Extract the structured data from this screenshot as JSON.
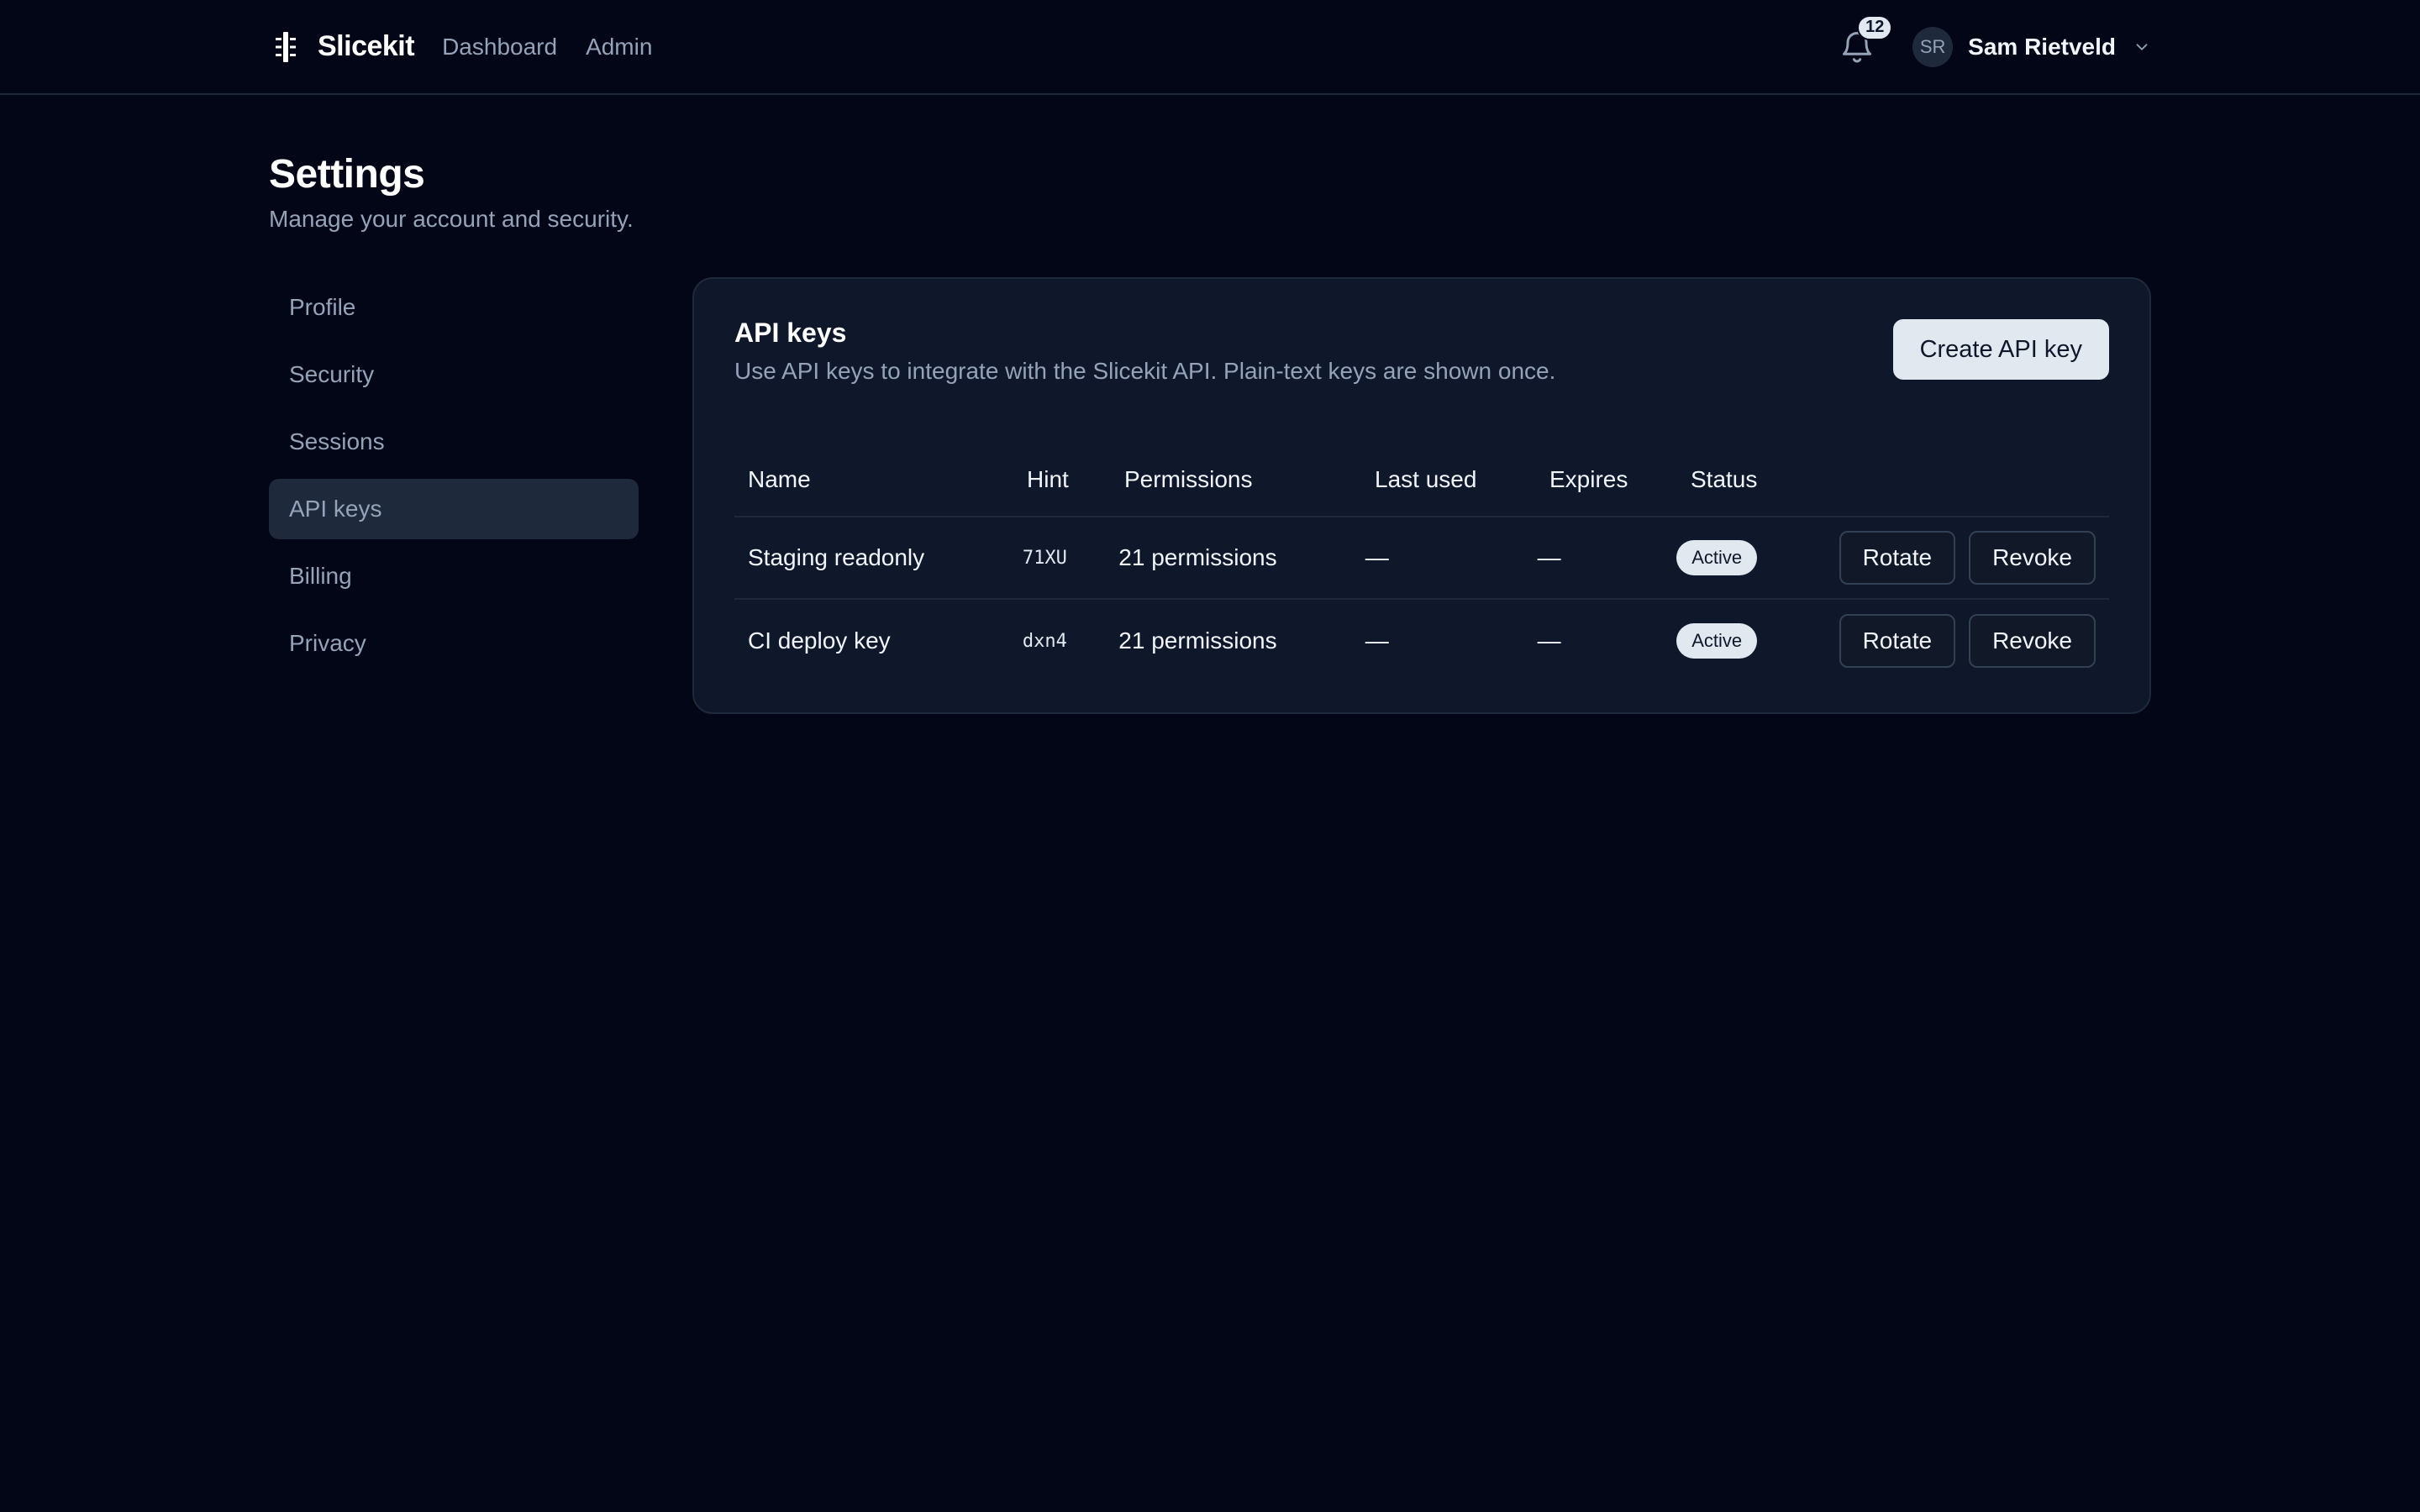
{
  "app": {
    "name": "Slicekit",
    "nav": [
      {
        "label": "Dashboard"
      },
      {
        "label": "Admin"
      }
    ],
    "notifications_count": "12",
    "user": {
      "initials": "SR",
      "name": "Sam Rietveld"
    }
  },
  "page": {
    "title": "Settings",
    "subtitle": "Manage your account and security."
  },
  "sidebar": {
    "items": [
      {
        "label": "Profile"
      },
      {
        "label": "Security"
      },
      {
        "label": "Sessions"
      },
      {
        "label": "API keys"
      },
      {
        "label": "Billing"
      },
      {
        "label": "Privacy"
      }
    ],
    "active": "API keys"
  },
  "api_keys": {
    "title": "API keys",
    "description": "Use API keys to integrate with the Slicekit API. Plain-text keys are shown once.",
    "create_label": "Create API key",
    "columns": [
      "Name",
      "Hint",
      "Permissions",
      "Last used",
      "Expires",
      "Status"
    ],
    "rows": [
      {
        "name": "Staging readonly",
        "hint": "71XU",
        "permissions": "21 permissions",
        "last_used": "—",
        "expires": "—",
        "status": "Active",
        "rotate_label": "Rotate",
        "revoke_label": "Revoke"
      },
      {
        "name": "CI deploy key",
        "hint": "dxn4",
        "permissions": "21 permissions",
        "last_used": "—",
        "expires": "—",
        "status": "Active",
        "rotate_label": "Rotate",
        "revoke_label": "Revoke"
      }
    ]
  },
  "colors": {
    "background": "#020617",
    "card": "#0f172a",
    "border": "#1e293b",
    "muted_text": "#94a3b8",
    "primary_button": "#e2e8f0"
  },
  "icons": {
    "logo": "slicekit-logo-icon",
    "notifications": "bell-icon",
    "user_menu": "chevron-down-icon"
  }
}
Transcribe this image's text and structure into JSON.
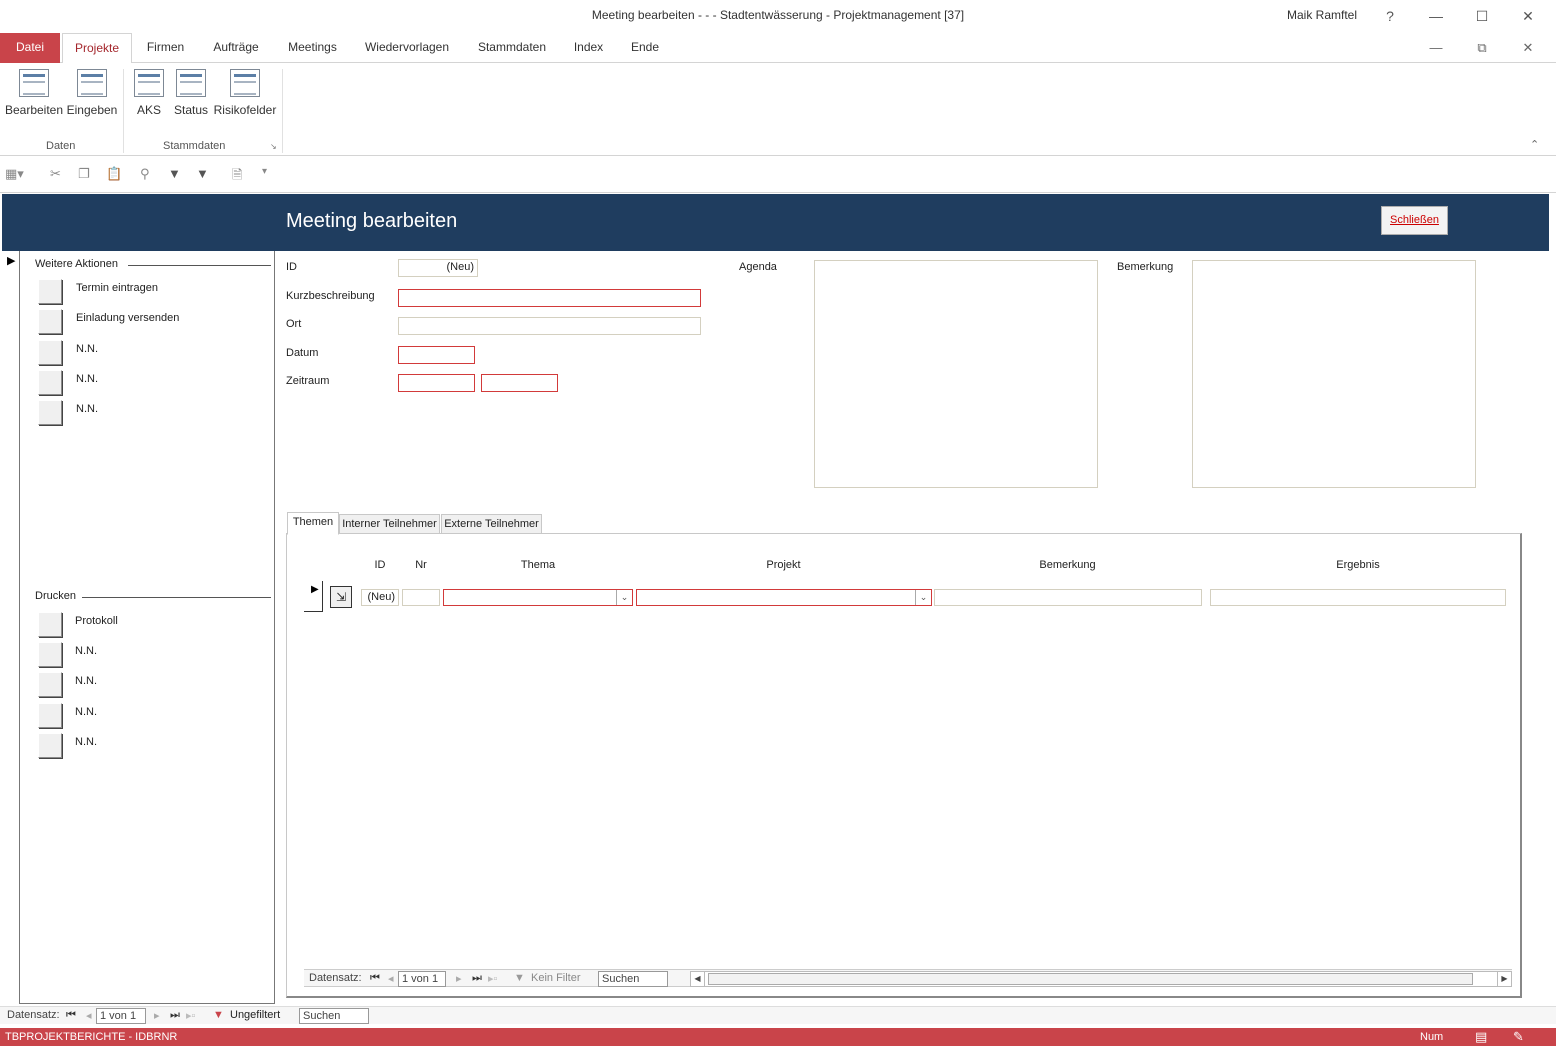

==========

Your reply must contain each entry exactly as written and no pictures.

COMPLETED TASK:
Extract the structured data from this screenshot as JSON.
{
  "app": {
    "name": "Slicekit",
    "nav": [
      {
        "label": "Dashboard"
      },
      {
        "label": "Admin"
      }
    ],
    "notifications_count": "12",
    "user": {
      "initials": "SR",
      "name": "Sam Rietveld"
    }
  },
  "page": {
    "title": "Settings",
    "subtitle": "Manage your account and security."
  },
  "sidebar": {
    "items": [
      {
        "label": "Profile"
      },
      {
        "label": "Security"
      },
      {
        "label": "Sessions"
      },
      {
        "label": "API keys"
      },
      {
        "label": "Billing"
      },
      {
        "label": "Privacy"
      }
    ],
    "active": "API keys"
  },
  "api_keys": {
    "title": "API keys",
    "description": "Use API keys to integrate with the Slicekit API. Plain-text keys are shown once.",
    "create_label": "Create API key",
    "columns": [
      "Name",
      "Hint",
      "Permissions",
      "Last used",
      "Expires",
      "Status"
    ],
    "rows": [
      {
        "name": "Staging readonly",
        "hint": "71XU",
        "permissions": "21 permissions",
        "last_used": "—",
        "expires": "—",
        "status": "Active",
        "rotate_label": "Rotate",
        "revoke_label": "Revoke"
      },
      {
        "name": "CI deploy key",
        "hint": "dxn4",
        "permissions": "21 permissions",
        "last_used": "—",
        "expires": "—",
        "status": "Active",
        "rotate_label": "Rotate",
        "revoke_label": "Revoke"
      }
    ]
  },
  "colors": {
    "background": "#020617",
    "card": "#0f172a",
    "border": "#1e293b",
    "muted_text": "#94a3b8",
    "primary_button": "#e2e8f0"
  },
  "icons": {
    "logo": "slicekit-logo-icon",
    "notifications": "bell-icon",
    "user_menu": "chevron-down-icon"
  }
}
Transcribe this image's text and structure into JSON.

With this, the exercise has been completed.